Rushkoff, who was speaking at a Weber Shandwick session called ‘The Tao of Now’, said that brands could no longer function as a cover for a company.

Instead, he said, brands need to make themselves more immediately relevant. "That doesn’t mean 'flash in the pan' publicity stuff. You have to keep arming your ardent supporters with the ammunition they need to champion you."

In particular, said Rushkoff, companies had to become more comfortable "not taking credit for things" and more focused on "enabling things to happen."

Rushkoff made the comments in relation to his book 'Present Shock: When Everything Happens Now', which examines the technological shift to a more continuous, 'always-on' world.

He pointed out that these changes pose significant challenges for the PR industry, given its Bernaysian legacy.

"This is an industry fathered by a man — Ed Bernays — that believed that people were too stupid to run their own lives," said Rushkoff. "That’s an interesting legacy to come from." 

As people move towards more peer-to-peer connections online, said Rushkoff, PR people need to let go of the idea of storytelling.

"I think we can move from storytelling industry to one that’s much more like game design in which you are creating the landscape in which people can communicate with each other," explained Rushkoff. "And if you do that, you’ll move from the old style of broadcasting messages to some audience."

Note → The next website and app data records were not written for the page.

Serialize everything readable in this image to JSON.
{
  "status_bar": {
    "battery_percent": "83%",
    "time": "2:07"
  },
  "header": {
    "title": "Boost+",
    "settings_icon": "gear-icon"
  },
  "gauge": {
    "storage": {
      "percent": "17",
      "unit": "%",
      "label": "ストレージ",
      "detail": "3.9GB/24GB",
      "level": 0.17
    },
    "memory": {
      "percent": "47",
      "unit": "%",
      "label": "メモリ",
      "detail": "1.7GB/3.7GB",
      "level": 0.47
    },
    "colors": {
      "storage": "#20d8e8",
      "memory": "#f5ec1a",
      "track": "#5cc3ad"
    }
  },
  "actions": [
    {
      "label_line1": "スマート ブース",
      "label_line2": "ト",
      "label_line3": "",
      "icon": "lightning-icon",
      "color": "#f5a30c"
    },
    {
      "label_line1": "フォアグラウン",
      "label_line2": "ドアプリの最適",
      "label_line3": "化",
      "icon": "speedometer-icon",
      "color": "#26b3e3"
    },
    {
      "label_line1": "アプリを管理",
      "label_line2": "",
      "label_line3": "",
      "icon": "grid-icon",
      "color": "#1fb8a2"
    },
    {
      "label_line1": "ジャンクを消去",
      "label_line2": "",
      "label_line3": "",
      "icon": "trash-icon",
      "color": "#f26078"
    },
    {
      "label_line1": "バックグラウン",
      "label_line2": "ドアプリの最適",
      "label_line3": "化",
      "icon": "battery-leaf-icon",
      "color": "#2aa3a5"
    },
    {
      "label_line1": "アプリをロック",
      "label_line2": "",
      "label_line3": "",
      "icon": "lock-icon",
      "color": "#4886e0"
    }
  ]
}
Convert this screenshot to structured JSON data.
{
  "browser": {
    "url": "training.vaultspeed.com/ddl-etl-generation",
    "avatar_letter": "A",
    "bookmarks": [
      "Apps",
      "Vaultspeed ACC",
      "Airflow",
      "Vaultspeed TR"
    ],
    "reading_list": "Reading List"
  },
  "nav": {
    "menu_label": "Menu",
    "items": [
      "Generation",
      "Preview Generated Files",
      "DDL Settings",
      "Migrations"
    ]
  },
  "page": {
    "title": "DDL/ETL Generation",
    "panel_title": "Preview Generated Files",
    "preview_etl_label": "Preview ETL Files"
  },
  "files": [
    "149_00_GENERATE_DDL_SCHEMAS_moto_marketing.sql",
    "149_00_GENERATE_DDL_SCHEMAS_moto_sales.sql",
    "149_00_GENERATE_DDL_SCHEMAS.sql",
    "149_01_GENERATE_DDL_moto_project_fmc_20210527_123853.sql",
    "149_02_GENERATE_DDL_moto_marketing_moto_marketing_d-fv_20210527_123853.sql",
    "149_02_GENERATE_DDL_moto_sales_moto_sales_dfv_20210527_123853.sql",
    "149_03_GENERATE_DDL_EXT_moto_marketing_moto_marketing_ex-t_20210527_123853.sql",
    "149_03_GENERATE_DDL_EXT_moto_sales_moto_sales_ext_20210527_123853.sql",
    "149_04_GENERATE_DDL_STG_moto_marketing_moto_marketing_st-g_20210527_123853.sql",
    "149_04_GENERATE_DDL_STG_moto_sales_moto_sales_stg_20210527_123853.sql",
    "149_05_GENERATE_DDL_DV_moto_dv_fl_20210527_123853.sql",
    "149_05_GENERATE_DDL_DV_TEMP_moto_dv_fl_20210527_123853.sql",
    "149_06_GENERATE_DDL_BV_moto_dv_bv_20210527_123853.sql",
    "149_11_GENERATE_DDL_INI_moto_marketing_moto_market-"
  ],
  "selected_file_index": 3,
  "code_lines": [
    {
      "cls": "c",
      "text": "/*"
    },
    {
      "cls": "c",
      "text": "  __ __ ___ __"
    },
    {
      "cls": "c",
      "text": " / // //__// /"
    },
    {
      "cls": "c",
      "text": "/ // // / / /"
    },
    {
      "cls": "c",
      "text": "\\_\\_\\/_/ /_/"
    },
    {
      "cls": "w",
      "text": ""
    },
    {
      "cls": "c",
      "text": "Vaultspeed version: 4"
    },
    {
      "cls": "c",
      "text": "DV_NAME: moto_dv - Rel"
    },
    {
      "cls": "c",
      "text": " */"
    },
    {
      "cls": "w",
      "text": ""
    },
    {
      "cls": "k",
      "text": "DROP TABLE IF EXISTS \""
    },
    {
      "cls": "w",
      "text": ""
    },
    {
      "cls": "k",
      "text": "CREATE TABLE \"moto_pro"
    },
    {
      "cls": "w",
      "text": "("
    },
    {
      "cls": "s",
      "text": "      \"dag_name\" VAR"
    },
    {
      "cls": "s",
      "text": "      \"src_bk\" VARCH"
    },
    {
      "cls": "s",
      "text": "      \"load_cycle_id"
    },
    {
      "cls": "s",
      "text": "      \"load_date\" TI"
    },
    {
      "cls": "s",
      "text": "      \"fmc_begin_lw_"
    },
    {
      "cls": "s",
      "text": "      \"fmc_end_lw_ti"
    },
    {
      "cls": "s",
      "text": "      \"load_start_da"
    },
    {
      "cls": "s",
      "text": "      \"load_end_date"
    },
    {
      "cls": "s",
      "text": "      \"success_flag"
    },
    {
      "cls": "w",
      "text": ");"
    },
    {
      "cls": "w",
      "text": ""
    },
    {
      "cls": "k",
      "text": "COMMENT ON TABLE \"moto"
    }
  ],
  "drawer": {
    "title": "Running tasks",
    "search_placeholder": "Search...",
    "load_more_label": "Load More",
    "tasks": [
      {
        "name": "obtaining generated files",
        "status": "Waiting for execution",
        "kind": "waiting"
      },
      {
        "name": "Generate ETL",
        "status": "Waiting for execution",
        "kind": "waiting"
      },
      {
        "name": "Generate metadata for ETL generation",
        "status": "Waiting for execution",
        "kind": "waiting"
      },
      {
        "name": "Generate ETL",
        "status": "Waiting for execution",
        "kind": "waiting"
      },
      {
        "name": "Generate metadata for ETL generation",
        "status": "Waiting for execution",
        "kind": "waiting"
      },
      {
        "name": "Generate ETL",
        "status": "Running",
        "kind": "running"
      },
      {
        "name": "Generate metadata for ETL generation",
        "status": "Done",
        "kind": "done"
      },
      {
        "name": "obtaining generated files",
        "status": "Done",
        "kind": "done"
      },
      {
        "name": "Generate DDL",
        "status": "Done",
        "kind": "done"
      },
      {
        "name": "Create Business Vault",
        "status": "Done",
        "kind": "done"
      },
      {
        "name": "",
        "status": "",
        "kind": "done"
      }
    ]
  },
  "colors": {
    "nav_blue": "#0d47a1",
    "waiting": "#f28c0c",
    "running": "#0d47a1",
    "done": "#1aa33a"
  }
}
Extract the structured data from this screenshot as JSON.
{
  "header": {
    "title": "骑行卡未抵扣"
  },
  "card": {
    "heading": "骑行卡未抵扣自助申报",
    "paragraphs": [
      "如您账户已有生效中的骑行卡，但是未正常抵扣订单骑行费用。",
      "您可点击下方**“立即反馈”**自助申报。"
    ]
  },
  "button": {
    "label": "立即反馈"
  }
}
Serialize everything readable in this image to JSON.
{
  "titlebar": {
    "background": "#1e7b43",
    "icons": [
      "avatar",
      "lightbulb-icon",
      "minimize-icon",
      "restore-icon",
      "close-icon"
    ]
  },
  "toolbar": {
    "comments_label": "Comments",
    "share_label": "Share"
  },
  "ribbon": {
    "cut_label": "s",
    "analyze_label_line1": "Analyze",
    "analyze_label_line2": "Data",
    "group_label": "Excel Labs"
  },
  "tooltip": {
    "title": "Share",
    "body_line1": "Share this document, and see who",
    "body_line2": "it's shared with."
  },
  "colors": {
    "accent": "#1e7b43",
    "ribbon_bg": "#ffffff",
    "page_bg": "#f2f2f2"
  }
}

The traditional narrative, said Rushkoff, no longer applies. In addition, companies should no longer be looking to present their competitive advantage in terms of results.

"Your competitive advantage from a social/people standpoint, that stays," he said. "When you’re trying to have a competitive advantage in a medical field, it's who has created the best culture, the best community. They don’t depend on the last medical efficacy report.|

Rushkoff's address challenged other traditional modes of PR thinking. He believes, for example, that corporations "cannot live" in today's realtime era. "You can’t communicate a company, the people within it can communicate," he said. "Only we’re really afraid of that."

To do that, he said, PR has to move from a communications focus to an operational one. "You guys know better than the people in the company how the public is relating to the company, to their products, actions, the things they do."

Accordingly, Rushkoff urged PR people convert the comms strategy from a stories to experiences, using video game design as an example. 

"A good video game is not about winning and ending, it’s about keeping the play alive as long as possible," said Rushkoff.  And that’s more consonant with the values of the world that is no longer obsessed with conquest but is beginning to be concerned about sustainability." 

Rushkoff described big data, meanwhile, as a "fantasy of time travel."

"You use data from the past to predict the future before people get there. No matter how good your predictive model is you are driving through the rearview mirror."